these include boththe organic carboxylic acid anhydrides and ketenes.
Other modes of applying the principle of our invention may be employed instead of those explained, change being made as regards the procedures or materials employed, provided the step or steps stated by any of the following claims, or the equivalent of such stated step or steps, be employed.
This application is a continuation in part of our co-pending application, Serial No. 578,566, filed February 17, 1945, now Patent No. 2,522,752, dated Sept. 19, 1950.
We, therefore, particularly point out and distinctively claim as our invention:
1. A process for the preparation of a thio ester which comprises reacting a mercaptan compound having the general formula RSH, wherein R represents a radical selected from the class consisting of alkyl, alkenyl and aromatic hydrocarbon radicals, with an acylation agent of the class consisting of organic carboxylic acid anhydrides an. lzetenes in the presence of an acylation catalyst prepared by reacting concentrated sulfuric acid with more than double its molal quantity of an acylation agent of the class consisting of organic carboxylic acid anhydrides and ketenes at a temperature between about 0 C. and C. for a time suiiicient to cause the substantial disappearance of sulfate ion from the product.
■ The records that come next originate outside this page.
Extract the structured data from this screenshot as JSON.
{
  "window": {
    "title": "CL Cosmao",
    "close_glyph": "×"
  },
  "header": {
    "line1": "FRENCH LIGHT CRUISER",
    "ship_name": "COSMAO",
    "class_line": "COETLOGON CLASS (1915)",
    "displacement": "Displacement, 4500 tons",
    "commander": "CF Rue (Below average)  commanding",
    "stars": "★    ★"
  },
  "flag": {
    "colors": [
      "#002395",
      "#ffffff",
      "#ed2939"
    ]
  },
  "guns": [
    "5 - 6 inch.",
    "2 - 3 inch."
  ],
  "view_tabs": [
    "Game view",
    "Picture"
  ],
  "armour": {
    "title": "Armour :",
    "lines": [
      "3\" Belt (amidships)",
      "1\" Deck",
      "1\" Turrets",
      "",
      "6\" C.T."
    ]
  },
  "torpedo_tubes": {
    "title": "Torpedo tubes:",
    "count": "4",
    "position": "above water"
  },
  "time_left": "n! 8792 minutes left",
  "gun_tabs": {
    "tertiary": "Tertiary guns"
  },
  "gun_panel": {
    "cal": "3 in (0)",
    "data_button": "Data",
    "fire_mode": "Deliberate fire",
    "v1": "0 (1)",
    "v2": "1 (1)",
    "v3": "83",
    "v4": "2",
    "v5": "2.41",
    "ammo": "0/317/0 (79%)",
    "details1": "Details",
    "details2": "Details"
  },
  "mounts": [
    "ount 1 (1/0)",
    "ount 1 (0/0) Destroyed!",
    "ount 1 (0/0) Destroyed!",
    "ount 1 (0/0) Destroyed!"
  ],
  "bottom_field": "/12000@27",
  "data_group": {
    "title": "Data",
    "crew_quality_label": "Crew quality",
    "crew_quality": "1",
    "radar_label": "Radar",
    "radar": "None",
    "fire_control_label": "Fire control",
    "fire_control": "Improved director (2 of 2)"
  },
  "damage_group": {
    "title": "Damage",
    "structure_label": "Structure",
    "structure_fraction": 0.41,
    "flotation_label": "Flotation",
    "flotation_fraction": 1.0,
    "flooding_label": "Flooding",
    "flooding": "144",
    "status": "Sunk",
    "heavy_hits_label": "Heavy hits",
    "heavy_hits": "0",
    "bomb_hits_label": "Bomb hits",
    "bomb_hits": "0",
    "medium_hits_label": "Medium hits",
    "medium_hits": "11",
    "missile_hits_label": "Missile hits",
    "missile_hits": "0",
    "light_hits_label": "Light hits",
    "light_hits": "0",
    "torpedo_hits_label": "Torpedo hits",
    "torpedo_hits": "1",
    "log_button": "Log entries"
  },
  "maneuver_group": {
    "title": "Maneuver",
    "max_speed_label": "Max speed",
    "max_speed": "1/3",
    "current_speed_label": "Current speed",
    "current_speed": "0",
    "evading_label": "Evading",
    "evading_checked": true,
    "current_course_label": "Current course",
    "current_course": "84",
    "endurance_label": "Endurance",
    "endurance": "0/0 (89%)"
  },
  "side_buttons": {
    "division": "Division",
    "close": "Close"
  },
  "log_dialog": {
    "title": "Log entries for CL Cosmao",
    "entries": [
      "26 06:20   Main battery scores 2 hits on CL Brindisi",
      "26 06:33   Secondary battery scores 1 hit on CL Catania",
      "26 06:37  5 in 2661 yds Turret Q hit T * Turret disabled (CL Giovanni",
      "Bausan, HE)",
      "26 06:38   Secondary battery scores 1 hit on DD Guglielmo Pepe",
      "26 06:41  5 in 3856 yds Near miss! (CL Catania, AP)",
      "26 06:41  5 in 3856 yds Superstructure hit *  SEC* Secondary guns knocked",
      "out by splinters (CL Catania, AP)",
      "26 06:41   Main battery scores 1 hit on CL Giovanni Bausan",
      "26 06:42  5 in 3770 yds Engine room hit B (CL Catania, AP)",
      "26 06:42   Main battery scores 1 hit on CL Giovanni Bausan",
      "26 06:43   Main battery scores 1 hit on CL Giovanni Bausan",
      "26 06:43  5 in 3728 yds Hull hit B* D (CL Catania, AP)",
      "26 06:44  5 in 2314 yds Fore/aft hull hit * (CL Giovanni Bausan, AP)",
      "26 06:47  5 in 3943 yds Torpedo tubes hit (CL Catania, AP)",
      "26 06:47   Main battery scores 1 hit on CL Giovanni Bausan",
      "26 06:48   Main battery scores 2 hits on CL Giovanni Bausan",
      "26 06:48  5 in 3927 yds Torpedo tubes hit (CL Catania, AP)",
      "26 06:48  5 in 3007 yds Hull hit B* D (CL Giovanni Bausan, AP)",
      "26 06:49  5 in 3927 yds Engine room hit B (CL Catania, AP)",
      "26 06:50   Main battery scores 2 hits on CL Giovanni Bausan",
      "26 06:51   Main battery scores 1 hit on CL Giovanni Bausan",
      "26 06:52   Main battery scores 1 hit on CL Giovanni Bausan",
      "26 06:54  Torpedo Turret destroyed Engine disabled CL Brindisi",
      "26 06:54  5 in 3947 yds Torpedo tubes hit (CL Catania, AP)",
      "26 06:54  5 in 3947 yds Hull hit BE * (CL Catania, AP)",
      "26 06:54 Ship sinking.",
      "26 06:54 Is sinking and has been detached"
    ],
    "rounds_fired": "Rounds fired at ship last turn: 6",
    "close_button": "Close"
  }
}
2. A process according to claim 1 in which the acylation agent employed in the catalyst preparation is the same as the acylation agent employed in the reaction with the mercaptan compound.
3. A process according to claim 1 in which the acylation agent employed in the catalyst preparation is an organic carboxylic acid anhydride and the acylation agent employed in the reaction with the mercaptan compound is a ketene.
4. A process according'to claim 1 in which the acylation agents are both acylic and saturated.
5. A process according to claim 1 in which the acylation agents are both acetic anhydride.
6. A process according to claim 1 in which the mercaptan compound is ethyl mercaptan and both acylation agents are acetic anhydride.
THOMAS F. DOUMANI. JOSEPH F. CUNEO.
REFERENCES CITED The following references are of record in the file of this patent:
UNITED STATES PATENTS OTHER REFERENCES Staudinger: Die Ketene (1912), page 34. Fraenkel-Conrat: Chemical Abstracts, vol. 38 (1944), col. 2051